When the Supermicro story broke a year ago, the electronics world was split into two – people who believed the story was true and those who deemed it too fantastical to be reasonable. A second story appeared a month ago and promptly got lost in the shuffle with a global pandemic, GameStop, Bitcoin, NFT mania, an electronics parts shortage, and a massive SolarWinds hack, which kept the news reporters occupied.
A good portion of people who participated in the Supermicro debate initially dismissed the claims, but whether the Supermicro story is real doesn’t matter. Not really. Even though some of the technical feasibility analysis was exceptional, it misses the point.
The real impact of the Supermicro story isn’t whether the attack was real or plausible, it’s that the story exists in the first place. This isn’t a government employee who got drunk at a conference and told tall tales. There are multiple government sources, and the story ran twice now in Bloomberg. Someone wants us to pay attention.
Here’s what most people are missing about the way intelligence and counter-espionage world works – sometimes the government wants to tell us something to change our behavior, but can’t risk blowing sources and methods, which would expose ongoing operations. This means that the Supermicro story may be true or may be a plant in the media. The real question is – why spend so much time and effort planting the story to begin with?
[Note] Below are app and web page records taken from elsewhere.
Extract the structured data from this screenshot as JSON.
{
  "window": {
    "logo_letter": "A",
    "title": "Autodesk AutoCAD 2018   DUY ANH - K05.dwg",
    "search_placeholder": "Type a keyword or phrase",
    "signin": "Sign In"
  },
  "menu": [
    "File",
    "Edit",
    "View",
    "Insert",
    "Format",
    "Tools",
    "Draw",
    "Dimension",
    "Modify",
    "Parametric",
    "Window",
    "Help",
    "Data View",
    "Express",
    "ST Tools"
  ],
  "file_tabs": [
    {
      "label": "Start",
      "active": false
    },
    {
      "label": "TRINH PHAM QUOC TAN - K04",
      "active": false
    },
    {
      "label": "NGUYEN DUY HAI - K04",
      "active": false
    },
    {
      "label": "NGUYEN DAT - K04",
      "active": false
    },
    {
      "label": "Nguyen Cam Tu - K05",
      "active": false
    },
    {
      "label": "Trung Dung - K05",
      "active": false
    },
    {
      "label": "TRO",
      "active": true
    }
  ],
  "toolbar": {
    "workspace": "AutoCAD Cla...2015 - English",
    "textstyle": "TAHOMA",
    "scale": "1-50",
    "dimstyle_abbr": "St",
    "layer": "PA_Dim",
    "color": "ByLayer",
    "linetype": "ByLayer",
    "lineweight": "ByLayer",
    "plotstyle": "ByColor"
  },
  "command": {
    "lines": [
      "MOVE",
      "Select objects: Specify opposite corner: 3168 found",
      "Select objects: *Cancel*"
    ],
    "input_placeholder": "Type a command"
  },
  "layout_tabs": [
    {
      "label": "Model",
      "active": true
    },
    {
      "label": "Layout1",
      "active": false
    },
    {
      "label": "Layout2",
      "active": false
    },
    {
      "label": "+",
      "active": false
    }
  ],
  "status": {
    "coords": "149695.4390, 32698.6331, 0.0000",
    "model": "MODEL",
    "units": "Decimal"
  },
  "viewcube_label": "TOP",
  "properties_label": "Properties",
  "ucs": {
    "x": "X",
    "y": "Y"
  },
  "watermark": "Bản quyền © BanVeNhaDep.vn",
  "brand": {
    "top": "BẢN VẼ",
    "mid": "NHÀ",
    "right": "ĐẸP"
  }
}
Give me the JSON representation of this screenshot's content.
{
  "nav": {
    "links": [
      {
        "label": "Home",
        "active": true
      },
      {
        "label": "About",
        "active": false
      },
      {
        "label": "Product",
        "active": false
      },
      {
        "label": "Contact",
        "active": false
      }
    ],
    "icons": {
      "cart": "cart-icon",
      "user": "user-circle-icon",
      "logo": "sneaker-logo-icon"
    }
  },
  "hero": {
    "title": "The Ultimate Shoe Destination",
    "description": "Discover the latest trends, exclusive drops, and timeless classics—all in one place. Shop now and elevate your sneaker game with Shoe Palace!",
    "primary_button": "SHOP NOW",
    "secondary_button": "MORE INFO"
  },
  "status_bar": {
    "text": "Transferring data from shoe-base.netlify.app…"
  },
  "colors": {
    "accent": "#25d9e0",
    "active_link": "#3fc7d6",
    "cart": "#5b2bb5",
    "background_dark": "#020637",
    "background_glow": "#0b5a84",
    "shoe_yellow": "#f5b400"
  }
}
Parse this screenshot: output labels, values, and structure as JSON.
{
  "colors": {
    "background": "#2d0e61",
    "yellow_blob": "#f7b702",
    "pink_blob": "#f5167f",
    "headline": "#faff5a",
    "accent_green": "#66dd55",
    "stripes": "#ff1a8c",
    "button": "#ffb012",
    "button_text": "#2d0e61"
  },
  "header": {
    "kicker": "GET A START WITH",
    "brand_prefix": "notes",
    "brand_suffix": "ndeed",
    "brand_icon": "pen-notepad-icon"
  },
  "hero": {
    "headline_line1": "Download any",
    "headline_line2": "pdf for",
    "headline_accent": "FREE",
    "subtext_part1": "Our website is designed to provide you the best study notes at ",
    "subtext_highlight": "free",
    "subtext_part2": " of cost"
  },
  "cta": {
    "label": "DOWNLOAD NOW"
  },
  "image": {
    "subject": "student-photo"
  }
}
The answer is – because these attacks against our supply chain are already happening. When this many government sources tell a coordinated story, the intended outcome is that we collectively start paying attention to how we go about our day-to-day business. Because by the time the real stories hit the newswire, it will be too late.
Some examples to illustrate. In 2016 we became aware of an extremely complex attack, which compromised the microcode on a hard drive in a way that would have been entirely undetectable. It was perfect and the most stunning thing about it was – it actually happened in 2008. By the time we read about it, the intelligence officers who ran the operation had long received their promotions and moved on to other projects. Same with one of the most audacious cybersecurity attacks where Iranian nuclear refining facilities were disrupted for many months by destroying the centrifuges. The level of planning to stage highly specialized Siemens equipment in a lab must have been staggering, but the attack was real. And the list goes on. When Snowden revelations came to light, we collectively got to see in 2014 the attacks which were executed 10 years prior, including the tapping of underwater fiber-optic cables using submarines. Yes, someone went to the trouble of running that op.
What does it have to do with Supermicro? If you dismissed the story as incredulous, you’re likely taking things too literally. The real question is – did you change your operations to prevent a Supermicro-like attack against your supply chain?
For the vast majority of people, the answer is no. Prototypes for industrial automation projects, not to mention more critical applications, are routinely done in China, which provides a convenient point for someone to do target selection. These same designs are then thrown over the wall to supply chain teams that place the manufacturing orders with the lowest bidders in factories all over the world with no regard for security or IP protection. Supply chain security – for the real, physical supply chain, not software libraries used in the Solarwinds hack – is incredibly difficult. And we’re exposed.
That’s the real point of the Supermicro story and we better be listening, or someday you’ll be reading about yourself in the headlines. That’s just how it works.